(Component data from apps and pages)
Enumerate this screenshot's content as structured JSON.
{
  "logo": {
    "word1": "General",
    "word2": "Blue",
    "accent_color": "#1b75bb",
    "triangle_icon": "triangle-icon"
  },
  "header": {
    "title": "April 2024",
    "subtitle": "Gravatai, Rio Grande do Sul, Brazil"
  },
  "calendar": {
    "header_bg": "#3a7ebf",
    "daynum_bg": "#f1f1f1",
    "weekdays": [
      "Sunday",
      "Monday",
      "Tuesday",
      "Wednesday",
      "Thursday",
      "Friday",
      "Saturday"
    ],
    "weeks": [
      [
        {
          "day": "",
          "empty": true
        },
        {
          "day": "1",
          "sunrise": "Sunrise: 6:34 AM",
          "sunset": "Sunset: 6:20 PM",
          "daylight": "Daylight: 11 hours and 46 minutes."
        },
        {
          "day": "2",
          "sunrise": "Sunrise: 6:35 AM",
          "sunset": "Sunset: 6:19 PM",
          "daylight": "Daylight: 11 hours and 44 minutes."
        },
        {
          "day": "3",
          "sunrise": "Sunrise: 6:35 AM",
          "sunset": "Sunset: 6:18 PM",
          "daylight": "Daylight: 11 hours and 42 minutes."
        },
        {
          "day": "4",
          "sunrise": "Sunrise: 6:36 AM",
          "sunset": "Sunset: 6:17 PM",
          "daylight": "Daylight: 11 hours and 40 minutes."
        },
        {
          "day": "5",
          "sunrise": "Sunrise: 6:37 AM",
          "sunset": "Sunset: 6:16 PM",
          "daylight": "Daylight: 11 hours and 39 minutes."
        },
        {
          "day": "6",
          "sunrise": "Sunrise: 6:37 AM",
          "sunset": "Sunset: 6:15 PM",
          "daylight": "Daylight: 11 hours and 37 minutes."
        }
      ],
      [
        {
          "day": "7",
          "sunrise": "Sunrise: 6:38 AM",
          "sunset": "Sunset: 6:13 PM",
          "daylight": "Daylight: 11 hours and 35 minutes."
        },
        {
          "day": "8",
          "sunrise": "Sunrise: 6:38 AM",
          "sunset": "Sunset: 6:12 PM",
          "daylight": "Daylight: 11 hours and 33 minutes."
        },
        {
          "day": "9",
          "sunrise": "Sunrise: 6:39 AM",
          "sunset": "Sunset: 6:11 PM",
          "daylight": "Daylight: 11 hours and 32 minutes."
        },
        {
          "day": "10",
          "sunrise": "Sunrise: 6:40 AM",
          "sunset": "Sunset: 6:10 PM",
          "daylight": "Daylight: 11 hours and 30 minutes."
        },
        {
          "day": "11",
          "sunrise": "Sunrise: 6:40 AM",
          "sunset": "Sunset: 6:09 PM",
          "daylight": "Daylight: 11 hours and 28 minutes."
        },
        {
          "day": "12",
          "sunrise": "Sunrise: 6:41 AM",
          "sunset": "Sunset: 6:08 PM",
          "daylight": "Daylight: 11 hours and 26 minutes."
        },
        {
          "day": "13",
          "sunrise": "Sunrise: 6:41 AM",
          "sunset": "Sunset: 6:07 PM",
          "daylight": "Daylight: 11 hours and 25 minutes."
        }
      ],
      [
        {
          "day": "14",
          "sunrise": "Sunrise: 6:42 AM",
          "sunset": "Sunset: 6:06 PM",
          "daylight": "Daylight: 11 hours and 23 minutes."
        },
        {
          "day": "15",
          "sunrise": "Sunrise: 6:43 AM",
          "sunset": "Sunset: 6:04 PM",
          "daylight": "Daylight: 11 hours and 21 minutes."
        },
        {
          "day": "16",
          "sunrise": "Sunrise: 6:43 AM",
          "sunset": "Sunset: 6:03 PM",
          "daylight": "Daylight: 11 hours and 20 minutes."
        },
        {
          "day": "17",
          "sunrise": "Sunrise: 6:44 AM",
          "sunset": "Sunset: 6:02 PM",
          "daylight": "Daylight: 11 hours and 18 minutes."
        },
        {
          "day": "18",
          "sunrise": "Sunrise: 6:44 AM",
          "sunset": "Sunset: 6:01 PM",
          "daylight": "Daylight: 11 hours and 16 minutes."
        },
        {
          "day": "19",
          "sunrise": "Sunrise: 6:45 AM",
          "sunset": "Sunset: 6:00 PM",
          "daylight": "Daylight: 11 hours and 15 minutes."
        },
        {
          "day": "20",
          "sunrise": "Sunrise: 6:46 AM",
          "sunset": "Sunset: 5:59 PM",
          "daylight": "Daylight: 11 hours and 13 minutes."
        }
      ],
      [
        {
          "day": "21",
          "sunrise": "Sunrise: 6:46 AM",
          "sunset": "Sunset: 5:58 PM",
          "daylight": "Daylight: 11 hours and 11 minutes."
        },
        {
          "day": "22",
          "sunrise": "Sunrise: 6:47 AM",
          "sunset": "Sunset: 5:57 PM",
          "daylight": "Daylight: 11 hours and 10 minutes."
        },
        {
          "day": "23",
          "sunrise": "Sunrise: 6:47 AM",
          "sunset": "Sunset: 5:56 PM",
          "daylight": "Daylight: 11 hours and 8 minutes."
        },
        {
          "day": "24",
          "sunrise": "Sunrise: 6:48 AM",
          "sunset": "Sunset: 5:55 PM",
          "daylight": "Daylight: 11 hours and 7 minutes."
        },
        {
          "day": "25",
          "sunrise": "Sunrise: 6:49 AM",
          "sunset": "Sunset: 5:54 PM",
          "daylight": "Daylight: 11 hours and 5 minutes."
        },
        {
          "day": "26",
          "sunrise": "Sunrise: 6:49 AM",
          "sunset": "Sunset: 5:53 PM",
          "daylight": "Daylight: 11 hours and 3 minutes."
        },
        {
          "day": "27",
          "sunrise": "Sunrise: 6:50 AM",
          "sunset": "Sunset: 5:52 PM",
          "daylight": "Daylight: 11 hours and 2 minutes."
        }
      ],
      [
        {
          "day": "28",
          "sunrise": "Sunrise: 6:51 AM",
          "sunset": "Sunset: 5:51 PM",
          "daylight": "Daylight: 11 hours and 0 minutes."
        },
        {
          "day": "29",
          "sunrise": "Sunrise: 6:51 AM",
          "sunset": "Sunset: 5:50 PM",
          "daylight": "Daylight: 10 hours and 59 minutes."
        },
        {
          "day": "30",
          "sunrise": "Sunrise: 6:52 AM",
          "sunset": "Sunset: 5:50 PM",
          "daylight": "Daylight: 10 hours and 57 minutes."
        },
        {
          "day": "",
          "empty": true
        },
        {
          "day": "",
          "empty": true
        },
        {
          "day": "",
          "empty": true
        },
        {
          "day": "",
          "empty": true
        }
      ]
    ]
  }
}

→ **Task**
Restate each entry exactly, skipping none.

→ **Response**
Enumerate this screenshot's content as structured JSON.
{
  "logo": {
    "word1": "General",
    "word2": "Blue",
    "accent_color": "#1b75bb",
    "triangle_icon": "triangle-icon"
  },
  "header": {
    "title": "April 2024",
    "subtitle": "Gravatai, Rio Grande do Sul, Brazil"
  },
  "calendar": {
    "header_bg": "#3a7ebf",
    "daynum_bg": "#f1f1f1",
    "weekdays": [
      "Sunday",
      "Monday",
      "Tuesday",
      "Wednesday",
      "Thursday",
      "Friday",
      "Saturday"
    ],
    "weeks": [
      [
        {
          "day": "",
          "empty": true
        },
        {
          "day": "1",
          "sunrise": "Sunrise: 6:34 AM",
          "sunset": "Sunset: 6:20 PM",
          "daylight": "Daylight: 11 hours and 46 minutes."
        },
        {
          "day": "2",
          "sunrise": "Sunrise: 6:35 AM",
          "sunset": "Sunset: 6:19 PM",
          "daylight": "Daylight: 11 hours and 44 minutes."
        },
        {
          "day": "3",
          "sunrise": "Sunrise: 6:35 AM",
          "sunset": "Sunset: 6:18 PM",
          "daylight": "Daylight: 11 hours and 42 minutes."
        },
        {
          "day": "4",
          "sunrise": "Sunrise: 6:36 AM",
          "sunset": "Sunset: 6:17 PM",
          "daylight": "Daylight: 11 hours and 40 minutes."
        },
        {
          "day": "5",
          "sunrise": "Sunrise: 6:37 AM",
          "sunset": "Sunset: 6:16 PM",
          "daylight": "Daylight: 11 hours and 39 minutes."
        },
        {
          "day": "6",
          "sunrise": "Sunrise: 6:37 AM",
          "sunset": "Sunset: 6:15 PM",
          "daylight": "Daylight: 11 hours and 37 minutes."
        }
      ],
      [
        {
          "day": "7",
          "sunrise": "Sunrise: 6:38 AM",
          "sunset": "Sunset: 6:13 PM",
          "daylight": "Daylight: 11 hours and 35 minutes."
        },
        {
          "day": "8",
          "sunrise": "Sunrise: 6:38 AM",
          "sunset": "Sunset: 6:12 PM",
          "daylight": "Daylight: 11 hours and 33 minutes."
        },
        {
          "day": "9",
          "sunrise": "Sunrise: 6:39 AM",
          "sunset": "Sunset: 6:11 PM",
          "daylight": "Daylight: 11 hours and 32 minutes."
        },
        {
          "day": "10",
          "sunrise": "Sunrise: 6:40 AM",
          "sunset": "Sunset: 6:10 PM",
          "daylight": "Daylight: 11 hours and 30 minutes."
        },
        {
          "day": "11",
          "sunrise": "Sunrise: 6:40 AM",
          "sunset": "Sunset: 6:09 PM",
          "daylight": "Daylight: 11 hours and 28 minutes."
        },
        {
          "day": "12",
          "sunrise": "Sunrise: 6:41 AM",
          "sunset": "Sunset: 6:08 PM",
          "daylight": "Daylight: 11 hours and 26 minutes."
        },
        {
          "day": "13",
          "sunrise": "Sunrise: 6:41 AM",
          "sunset": "Sunset: 6:07 PM",
          "daylight": "Daylight: 11 hours and 25 minutes."
        }
      ],
      [
        {
          "day": "14",
          "sunrise": "Sunrise: 6:42 AM",
          "sunset": "Sunset: 6:06 PM",
          "daylight": "Daylight: 11 hours and 23 minutes."
        },
        {
          "day": "15",
          "sunrise": "Sunrise: 6:43 AM",
          "sunset": "Sunset: 6:04 PM",
          "daylight": "Daylight: 11 hours and 21 minutes."
        },
        {
          "day": "16",
          "sunrise": "Sunrise: 6:43 AM",
          "sunset": "Sunset: 6:03 PM",
          "daylight": "Daylight: 11 hours and 20 minutes."
        },
        {
          "day": "17",
          "sunrise": "Sunrise: 6:44 AM",
          "sunset": "Sunset: 6:02 PM",
          "daylight": "Daylight: 11 hours and 18 minutes."
        },
        {
          "day": "18",
          "sunrise": "Sunrise: 6:44 AM",
          "sunset": "Sunset: 6:01 PM",
          "daylight": "Daylight: 11 hours and 16 minutes."
        },
        {
          "day": "19",
          "sunrise": "Sunrise: 6:45 AM",
          "sunset": "Sunset: 6:00 PM",
          "daylight": "Daylight: 11 hours and 15 minutes."
        },
        {
          "day": "20",
          "sunrise": "Sunrise: 6:46 AM",
          "sunset": "Sunset: 5:59 PM",
          "daylight": "Daylight: 11 hours and 13 minutes."
        }
      ],
      [
        {
          "day": "21",
          "sunrise": "Sunrise: 6:46 AM",
          "sunset": "Sunset: 5:58 PM",
          "daylight": "Daylight: 11 hours and 11 minutes."
        },
        {
          "day": "22",
          "sunrise": "Sunrise: 6:47 AM",
          "sunset": "Sunset: 5:57 PM",
          "daylight": "Daylight: 11 hours and 10 minutes."
        },
        {
          "day": "23",
          "sunrise": "Sunrise: 6:47 AM",
          "sunset": "Sunset: 5:56 PM",
          "daylight": "Daylight: 11 hours and 8 minutes."
        },
        {
          "day": "24",
          "sunrise": "Sunrise: 6:48 AM",
          "sunset": "Sunset: 5:55 PM",
          "daylight": "Daylight: 11 hours and 7 minutes."
        },
        {
          "day": "25",
          "sunrise": "Sunrise: 6:49 AM",
          "sunset": "Sunset: 5:54 PM",
          "daylight": "Daylight: 11 hours and 5 minutes."
        },
        {
          "day": "26",
          "sunrise": "Sunrise: 6:49 AM",
          "sunset": "Sunset: 5:53 PM",
          "daylight": "Daylight: 11 hours and 3 minutes."
        },
        {
          "day": "27",
          "sunrise": "Sunrise: 6:50 AM",
          "sunset": "Sunset: 5:52 PM",
          "daylight": "Daylight: 11 hours and 2 minutes."
        }
      ],
      [
        {
          "day": "28",
          "sunrise": "Sunrise: 6:51 AM",
          "sunset": "Sunset: 5:51 PM",
          "daylight": "Daylight: 11 hours and 0 minutes."
        },
        {
          "day": "29",
          "sunrise": "Sunrise: 6:51 AM",
          "sunset": "Sunset: 5:50 PM",
          "daylight": "Daylight: 10 hours and 59 minutes."
        },
        {
          "day": "30",
          "sunrise": "Sunrise: 6:52 AM",
          "sunset": "Sunset: 5:50 PM",
          "daylight": "Daylight: 10 hours and 57 minutes."
        },
        {
          "day": "",
          "empty": true
        },
        {
          "day": "",
          "empty": true
        },
        {
          "day": "",
          "empty": true
        },
        {
          "day": "",
          "empty": true
        }
      ]
    ]
  }
}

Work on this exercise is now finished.